Automated Semantic Indices for Early Detection of Cognitive Changes
Serguei Pakhomov, Ph.D.
Regents of the University of Minnesota—Twin Cities
2012 Development of New Cognitive Functional Instrumentation in Alzheimer's Disease
Existing tests of verbal fluency are widely used in clinical diagnosis of Alzheimer's disease. These tests are simple to administer; however, the standard scoring methods do not reliably detect changes in the very early predementia stages.
Serguei Pakhomov, Ph.D., proposes to develop a new method using automatic speech recognition and language technologies to analyze word timing and semantic information (how meaning is conveyed through signs and language). They plan to develop a specialized speech recognition system that will convert the voice of the person with Alzheimer's disease to a verbatim transcription. This tool will measure timing of words with subsecond precision and enable the analysis of hesitation, intonation and voice pitch informative of the individual's cognitive and emotional state. The proposed instrument will be implemented on mobile and telephone-based platforms, enabling remote voice collection useful for long-term in-home observation and large-scale clinical trials. The team will use an existing dataset from the Mayo Clinic Study of Aging and a cross-sectional sample of 90 volunteers with Alzheimer's disease, MCI and controls from the University of Minnesota Memory Clinic. The researchers will validate the new instrument on these datasets and relate instrument performance on semantic relatedness measures to neural markers of neurodegeneration obtained with fMRI.
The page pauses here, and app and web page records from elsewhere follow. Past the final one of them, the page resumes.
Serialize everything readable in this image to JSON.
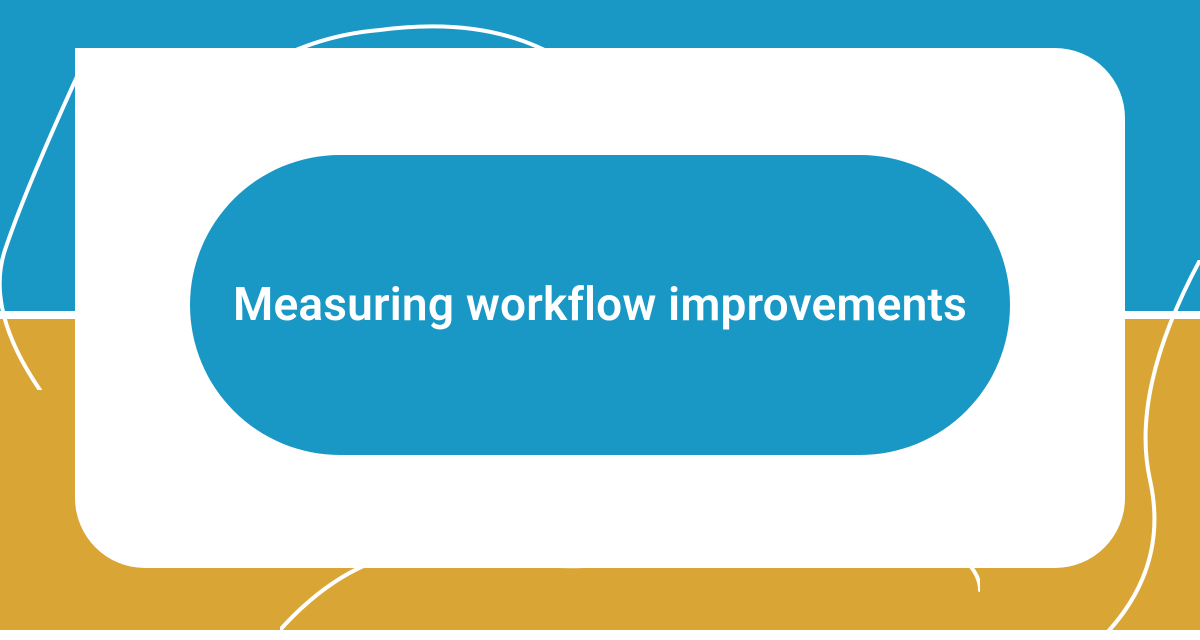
{
  "title": "Measuring workflow improvements",
  "colors": {
    "teal": "#1998c5",
    "gold": "#d9a636",
    "white": "#ffffff"
  }
}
This computerized cognitive evaluation methodology may prove to be a reliable way to characterize subtle early cognitive changes associated with risk of progressing to Alzheimer's disease.